Home of the Delta Kings

Stagg Online

Home of the Delta Kings

Stagg Online

Home of the Delta Kings

Stagg Online

“It’s a classroom for sharing their story.” Ethnic studies teachers prepare for new specialty class

Alona Chanloeun
Political posters fill up Coach Joy’s classroom. She and Jay Sanidad teach ethnic studies and plan on teaching Filipino-American studies next fall. (Alona Chanloeun / Stagg Online)

Ethnic studies teachers Jay Sanidad and Joy Rialubin Trejo want to write a curriculum that combines their teaching expertise with their cultural background, which would become Filipino American Studies. 

The class has been sent out to the counselors but they are waiting for confirmation. The idea is to get Filipino American Studies offered as a class in fall of next year. They want to educate students more about Filipino culture and contributions to American history as well as give students an opportunity to be who they are and to share their voice. 

Sanidid and Trejo both have a passion for ethnic studies and want to further it while talking about their backgrounds, in order to help the younger generation understand the challenges, ambition, and healing of the Filipino community.

¨One of the most beautiful things about Ethics Studies is that it’s a classroom for sharing their story.¨ Sanidad said. They want to help students feel connected to their roots and culture because who inspired them was people that showed importance.

Sanidad was inspired by Filipino educators that worked at an after-school program called Little Manila After School. They go over topics and learn about the history of Filipino people. It’s a community that caters to high school youth beyond schooling, teaching history, art, community and collegiate access. 

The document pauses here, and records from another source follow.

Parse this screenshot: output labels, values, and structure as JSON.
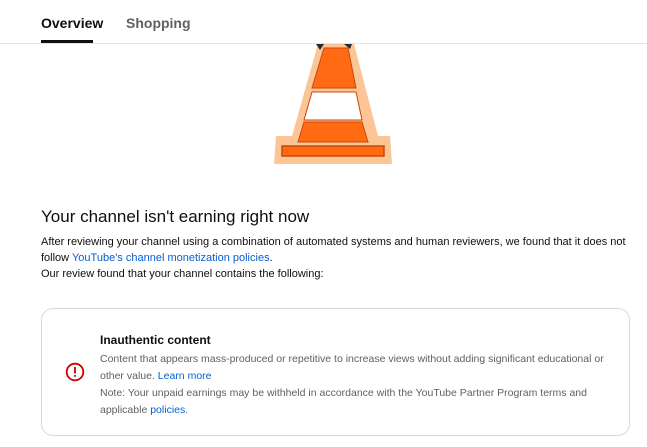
{
  "tabs": {
    "overview": "Overview",
    "shopping": "Shopping"
  },
  "status": {
    "title": "Your channel isn't earning right now",
    "intro": "After reviewing your channel using a combination of automated systems and human reviewers, we found that it does not follow",
    "policy_link": "YouTube's channel monetization policies",
    "intro_end": ".",
    "review_line": "Our review found that your channel contains the following:"
  },
  "violation": {
    "title": "Inauthentic content",
    "description": "Content that appears mass-produced or repetitive to increase views without adding significant educational or other value.",
    "learn_more": "Learn more",
    "note": "Note: Your unpaid earnings may be withheld in accordance with the YouTube Partner Program terms and applicable",
    "policies_link": "policies",
    "note_end": "."
  },
  "colors": {
    "link": "#065fd4",
    "alert_icon": "#cc0000",
    "cone_orange": "#ff6a13",
    "cone_glow": "#fbc596"
  },
  "icons": {
    "alert": "alert-circle-icon",
    "illustration": "traffic-cone-illustration"
  }
}
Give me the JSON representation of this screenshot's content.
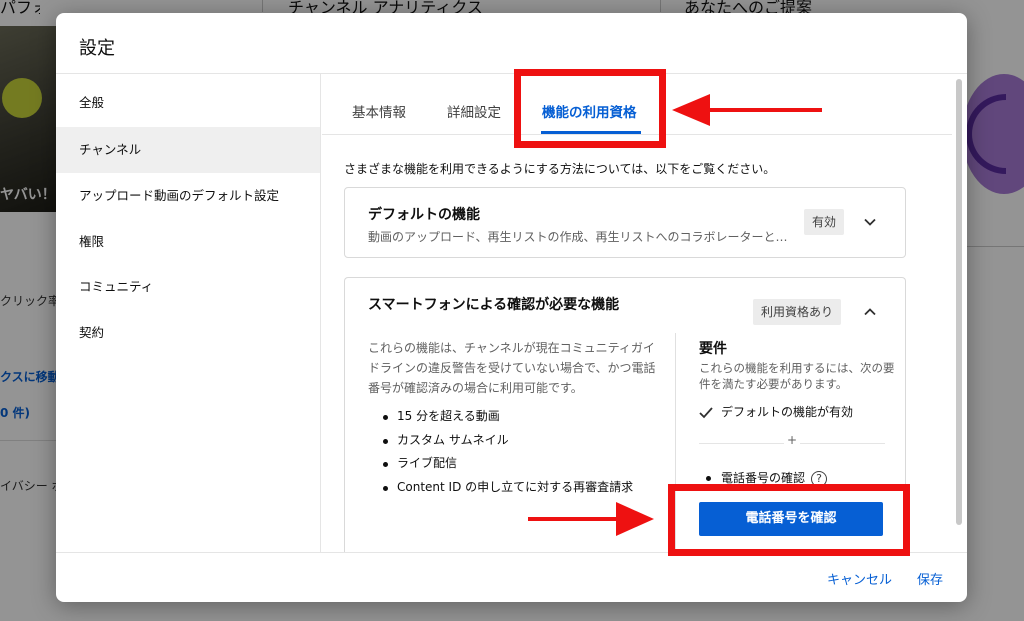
{
  "background": {
    "header_left": "パフォーマンス",
    "header_center": "チャンネル アナリティクス",
    "header_right": "あなたへのご提案",
    "thumb_text": "ヤバい！",
    "text_click": "クリック率",
    "link_text": "クスに移動",
    "count_text": "0 件)",
    "privacy_text": "イバシー ポ"
  },
  "dialog": {
    "title": "設定",
    "sidebar": {
      "items": [
        {
          "label": "全般"
        },
        {
          "label": "チャンネル"
        },
        {
          "label": "アップロード動画のデフォルト設定"
        },
        {
          "label": "権限"
        },
        {
          "label": "コミュニティ"
        },
        {
          "label": "契約"
        }
      ],
      "active_index": 1
    },
    "tabs": [
      {
        "label": "基本情報"
      },
      {
        "label": "詳細設定"
      },
      {
        "label": "機能の利用資格"
      }
    ],
    "active_tab_index": 2,
    "intro": "さまざまな機能を利用できるようにする方法については、以下をご覧ください。",
    "default_features": {
      "title": "デフォルトの機能",
      "subtitle": "動画のアップロード、再生リストの作成、再生リストへのコラボレーターと…",
      "badge": "有効",
      "icon": "chevron-down-icon"
    },
    "phone_features": {
      "title": "スマートフォンによる確認が必要な機能",
      "badge": "利用資格あり",
      "icon": "chevron-up-icon",
      "description": "これらの機能は、チャンネルが現在コミュニティガイドラインの違反警告を受けていない場合で、かつ電話番号が確認済みの場合に利用可能です。",
      "features": [
        "15 分を超える動画",
        "カスタム サムネイル",
        "ライブ配信",
        "Content ID の申し立てに対する再審査請求"
      ],
      "requirements": {
        "title": "要件",
        "description": "これらの機能を利用するには、次の要件を満たす必要があります。",
        "check_item": "デフォルトの機能が有効",
        "plus": "+",
        "phone_item": "電話番号の確認",
        "help_icon": "?",
        "verify_button": "電話番号を確認"
      }
    },
    "footer": {
      "cancel": "キャンセル",
      "save": "保存"
    }
  },
  "annotation_color": "#ee1111",
  "accent": "#065fd4"
}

Sanidad mentions Dr. Dawn Bohulano Mabalon, a history professor working in San Francisco. Dr. Mabalon was the first Pinay professor to get her doctorate at Stanford. ¨She really inspired me to see the importance of where my story fits,” said Sanidad. 

Jay Sanidad (right) teaches his students about the ¨The impact of a dominant Narrative” on CBS news. He walks around the room answering questions while students read the article.
(Alona Chanloeun/ Stagg Online )

Dr. Mabalon inspired Sanidad to see who he is and what he could become. He wants to show that he is proud of being Filipino. He wants to share different perspectives and to help grow this community. 

Ethnic Studies is essentially a history class. Ethnic studies examines culture and people rather than just events that history teaches. 

Ethnic Studies was something teachers would have to fight for, and teachers like Sanidad and Trejo have worked hard to get the classes approved and teach them. Trejo says Ethnic Studies isn’t a class where a teacher would say , “Oh I’m going to introduce a bunch of cultures to you, it’s not like that.” It’s a class where students can share their story and voice. 

The Filipino-American History class would look at ¨How people empower [their] voice, how it affects voices, uplifting voices that don’t typically get heard,¨ according to Trejo. She emphasizes that if you empower students and really teach them about using their voice and educating them more on their culture or about their place in society, they can make a very impactful change.

For Trejo her dad was a role model and because she lost him so early she wanted to carry this out and learn more to feel connected. ¨I don’t feel like I learned as much as I could about his life before he left, and so I had to kind of piece together his story,¨ Trejo said. He taught her to have this passion and by studying history in college she got to learn more about her dad. When she teaches this class, she’ll talk about her dad’s history. ¨Getting to teach about my dad is kind of like I’m doing it for them¨

Coach Joy (left) sits at a desk and plans curriculum for Filipino American Studies, while the class watches “Missing and Murder of Indigenous women.¨ Filipino-American studies will be offered next fall. (Alona Chanloeun / Stagg Online)
Leave a Comment
More to Discover

Comments (0)

Respectful and thoughtful comments are encouraged. Spam, advertising, and bot comments will not be published. Comments promoting hatespeech, racism, sexism, ableism, or any other -isms will not be published. Please keep in mind that articles from the Stagg Online are written by high school students. Opinion articles reflect the views of the individual writer, not the publication as a whole.
All Stagg Online Picks Reader Picks Sort: Newest

Your email address will not be published. Required fields are marked *